**Instructions to follow**
The records below must be reproduced exactly, excluding any pictures.

**Available data**
______
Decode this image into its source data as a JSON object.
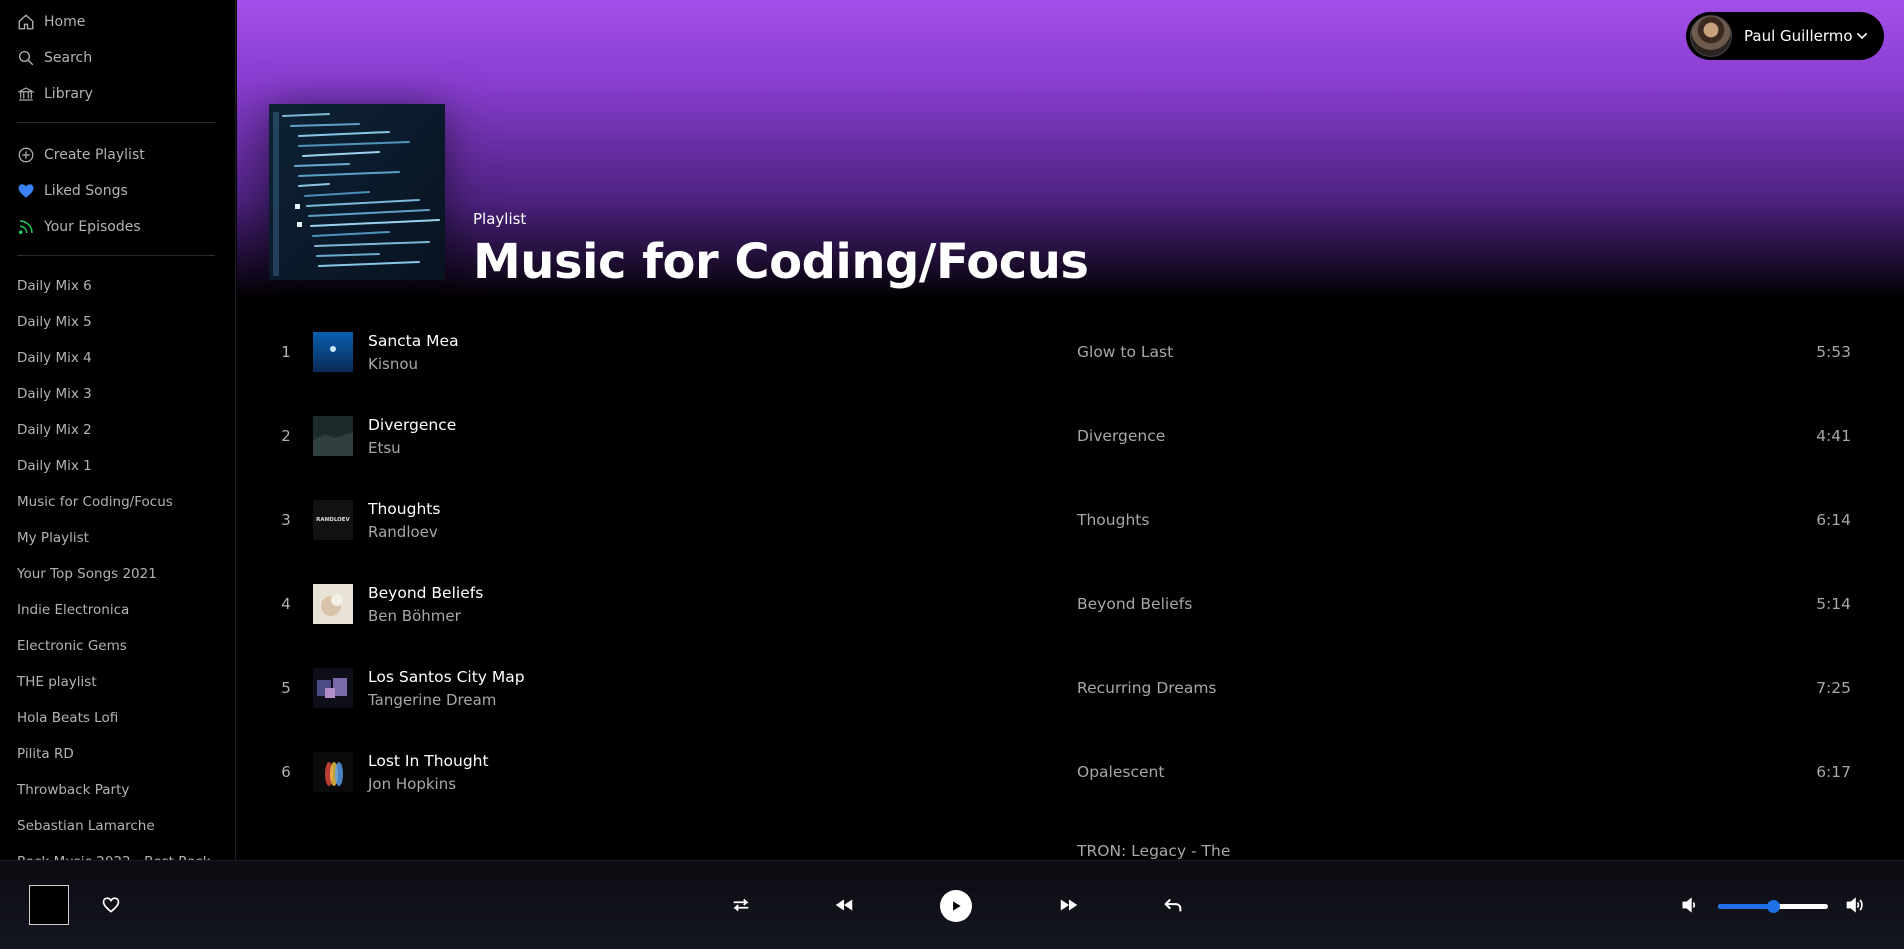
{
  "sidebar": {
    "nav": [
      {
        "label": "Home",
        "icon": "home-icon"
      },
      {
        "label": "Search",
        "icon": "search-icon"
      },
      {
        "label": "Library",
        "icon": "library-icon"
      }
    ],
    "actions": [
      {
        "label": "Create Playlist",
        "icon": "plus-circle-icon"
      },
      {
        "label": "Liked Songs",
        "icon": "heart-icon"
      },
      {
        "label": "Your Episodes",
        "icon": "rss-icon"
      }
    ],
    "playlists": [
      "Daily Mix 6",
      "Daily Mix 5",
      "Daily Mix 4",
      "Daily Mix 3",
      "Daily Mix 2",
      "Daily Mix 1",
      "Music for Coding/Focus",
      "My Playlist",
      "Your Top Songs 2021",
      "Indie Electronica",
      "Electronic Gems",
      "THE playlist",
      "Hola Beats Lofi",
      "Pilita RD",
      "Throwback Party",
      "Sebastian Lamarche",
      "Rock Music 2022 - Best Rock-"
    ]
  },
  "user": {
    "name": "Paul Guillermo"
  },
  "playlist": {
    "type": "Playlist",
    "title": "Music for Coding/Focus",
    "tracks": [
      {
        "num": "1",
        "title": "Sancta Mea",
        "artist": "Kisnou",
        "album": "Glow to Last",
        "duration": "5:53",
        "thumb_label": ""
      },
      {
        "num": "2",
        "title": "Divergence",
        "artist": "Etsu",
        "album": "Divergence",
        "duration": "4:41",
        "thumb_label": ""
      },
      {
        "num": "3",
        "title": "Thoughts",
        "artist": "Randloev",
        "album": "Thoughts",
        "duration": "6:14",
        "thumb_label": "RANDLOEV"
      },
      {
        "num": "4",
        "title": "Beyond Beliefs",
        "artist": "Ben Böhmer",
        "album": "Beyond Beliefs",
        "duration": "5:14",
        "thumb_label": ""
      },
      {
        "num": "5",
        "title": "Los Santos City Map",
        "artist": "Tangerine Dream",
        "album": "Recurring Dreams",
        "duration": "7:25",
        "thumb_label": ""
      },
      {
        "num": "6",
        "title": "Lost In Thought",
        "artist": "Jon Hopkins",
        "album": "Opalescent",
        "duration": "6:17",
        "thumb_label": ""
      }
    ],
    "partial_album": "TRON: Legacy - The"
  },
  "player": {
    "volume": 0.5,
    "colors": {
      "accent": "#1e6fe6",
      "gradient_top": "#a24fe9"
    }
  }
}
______
**Solution to the problem**
Decode this image into its source data as a JSON object.
{
  "sidebar": {
    "nav": [
      {
        "label": "Home",
        "icon": "home-icon"
      },
      {
        "label": "Search",
        "icon": "search-icon"
      },
      {
        "label": "Library",
        "icon": "library-icon"
      }
    ],
    "actions": [
      {
        "label": "Create Playlist",
        "icon": "plus-circle-icon"
      },
      {
        "label": "Liked Songs",
        "icon": "heart-icon"
      },
      {
        "label": "Your Episodes",
        "icon": "rss-icon"
      }
    ],
    "playlists": [
      "Daily Mix 6",
      "Daily Mix 5",
      "Daily Mix 4",
      "Daily Mix 3",
      "Daily Mix 2",
      "Daily Mix 1",
      "Music for Coding/Focus",
      "My Playlist",
      "Your Top Songs 2021",
      "Indie Electronica",
      "Electronic Gems",
      "THE playlist",
      "Hola Beats Lofi",
      "Pilita RD",
      "Throwback Party",
      "Sebastian Lamarche",
      "Rock Music 2022 - Best Rock-"
    ]
  },
  "user": {
    "name": "Paul Guillermo"
  },
  "playlist": {
    "type": "Playlist",
    "title": "Music for Coding/Focus",
    "tracks": [
      {
        "num": "1",
        "title": "Sancta Mea",
        "artist": "Kisnou",
        "album": "Glow to Last",
        "duration": "5:53",
        "thumb_label": ""
      },
      {
        "num": "2",
        "title": "Divergence",
        "artist": "Etsu",
        "album": "Divergence",
        "duration": "4:41",
        "thumb_label": ""
      },
      {
        "num": "3",
        "title": "Thoughts",
        "artist": "Randloev",
        "album": "Thoughts",
        "duration": "6:14",
        "thumb_label": "RANDLOEV"
      },
      {
        "num": "4",
        "title": "Beyond Beliefs",
        "artist": "Ben Böhmer",
        "album": "Beyond Beliefs",
        "duration": "5:14",
        "thumb_label": ""
      },
      {
        "num": "5",
        "title": "Los Santos City Map",
        "artist": "Tangerine Dream",
        "album": "Recurring Dreams",
        "duration": "7:25",
        "thumb_label": ""
      },
      {
        "num": "6",
        "title": "Lost In Thought",
        "artist": "Jon Hopkins",
        "album": "Opalescent",
        "duration": "6:17",
        "thumb_label": ""
      }
    ],
    "partial_album": "TRON: Legacy - The"
  },
  "player": {
    "volume": 0.5,
    "colors": {
      "accent": "#1e6fe6",
      "gradient_top": "#a24fe9"
    }
  }
}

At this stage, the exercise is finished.